» **Data**
^^^^

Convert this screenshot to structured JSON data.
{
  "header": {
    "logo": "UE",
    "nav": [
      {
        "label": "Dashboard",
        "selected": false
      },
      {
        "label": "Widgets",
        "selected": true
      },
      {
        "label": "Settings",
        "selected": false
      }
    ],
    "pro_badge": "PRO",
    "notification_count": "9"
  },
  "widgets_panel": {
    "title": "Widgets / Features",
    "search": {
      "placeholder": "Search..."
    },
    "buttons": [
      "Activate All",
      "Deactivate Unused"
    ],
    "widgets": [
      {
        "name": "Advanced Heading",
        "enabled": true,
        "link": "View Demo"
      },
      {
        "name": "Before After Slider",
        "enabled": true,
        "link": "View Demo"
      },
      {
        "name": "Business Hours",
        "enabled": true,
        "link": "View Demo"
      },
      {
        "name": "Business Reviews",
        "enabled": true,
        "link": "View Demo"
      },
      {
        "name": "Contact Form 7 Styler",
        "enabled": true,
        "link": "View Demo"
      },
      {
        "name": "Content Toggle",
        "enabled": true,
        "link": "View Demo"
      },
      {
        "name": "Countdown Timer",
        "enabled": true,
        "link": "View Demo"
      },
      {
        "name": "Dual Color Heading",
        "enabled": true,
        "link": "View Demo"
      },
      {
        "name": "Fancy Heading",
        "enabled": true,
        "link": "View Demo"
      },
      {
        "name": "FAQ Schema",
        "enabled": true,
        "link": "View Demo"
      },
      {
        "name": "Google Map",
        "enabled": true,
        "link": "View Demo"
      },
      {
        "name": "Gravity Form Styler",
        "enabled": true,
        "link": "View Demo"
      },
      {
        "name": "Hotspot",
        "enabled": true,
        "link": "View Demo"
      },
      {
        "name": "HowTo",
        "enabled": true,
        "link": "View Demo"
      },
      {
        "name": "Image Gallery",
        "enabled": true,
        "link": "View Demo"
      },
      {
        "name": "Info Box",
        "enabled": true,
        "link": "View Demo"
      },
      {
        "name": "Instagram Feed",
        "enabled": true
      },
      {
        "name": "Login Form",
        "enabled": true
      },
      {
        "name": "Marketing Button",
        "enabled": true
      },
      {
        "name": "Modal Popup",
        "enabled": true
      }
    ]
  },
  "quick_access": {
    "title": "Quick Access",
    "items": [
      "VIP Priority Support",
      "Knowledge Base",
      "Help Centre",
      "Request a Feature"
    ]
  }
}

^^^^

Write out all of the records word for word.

Convert this screenshot to structured JSON data.
{
  "header": {
    "logo": "UE",
    "nav": [
      {
        "label": "Dashboard",
        "selected": false
      },
      {
        "label": "Widgets",
        "selected": true
      },
      {
        "label": "Settings",
        "selected": false
      }
    ],
    "pro_badge": "PRO",
    "notification_count": "9"
  },
  "widgets_panel": {
    "title": "Widgets / Features",
    "search": {
      "placeholder": "Search..."
    },
    "buttons": [
      "Activate All",
      "Deactivate Unused"
    ],
    "widgets": [
      {
        "name": "Advanced Heading",
        "enabled": true,
        "link": "View Demo"
      },
      {
        "name": "Before After Slider",
        "enabled": true,
        "link": "View Demo"
      },
      {
        "name": "Business Hours",
        "enabled": true,
        "link": "View Demo"
      },
      {
        "name": "Business Reviews",
        "enabled": true,
        "link": "View Demo"
      },
      {
        "name": "Contact Form 7 Styler",
        "enabled": true,
        "link": "View Demo"
      },
      {
        "name": "Content Toggle",
        "enabled": true,
        "link": "View Demo"
      },
      {
        "name": "Countdown Timer",
        "enabled": true,
        "link": "View Demo"
      },
      {
        "name": "Dual Color Heading",
        "enabled": true,
        "link": "View Demo"
      },
      {
        "name": "Fancy Heading",
        "enabled": true,
        "link": "View Demo"
      },
      {
        "name": "FAQ Schema",
        "enabled": true,
        "link": "View Demo"
      },
      {
        "name": "Google Map",
        "enabled": true,
        "link": "View Demo"
      },
      {
        "name": "Gravity Form Styler",
        "enabled": true,
        "link": "View Demo"
      },
      {
        "name": "Hotspot",
        "enabled": true,
        "link": "View Demo"
      },
      {
        "name": "HowTo",
        "enabled": true,
        "link": "View Demo"
      },
      {
        "name": "Image Gallery",
        "enabled": true,
        "link": "View Demo"
      },
      {
        "name": "Info Box",
        "enabled": true,
        "link": "View Demo"
      },
      {
        "name": "Instagram Feed",
        "enabled": true
      },
      {
        "name": "Login Form",
        "enabled": true
      },
      {
        "name": "Marketing Button",
        "enabled": true
      },
      {
        "name": "Modal Popup",
        "enabled": true
      }
    ]
  },
  "quick_access": {
    "title": "Quick Access",
    "items": [
      "VIP Priority Support",
      "Knowledge Base",
      "Help Centre",
      "Request a Feature"
    ]
  }
}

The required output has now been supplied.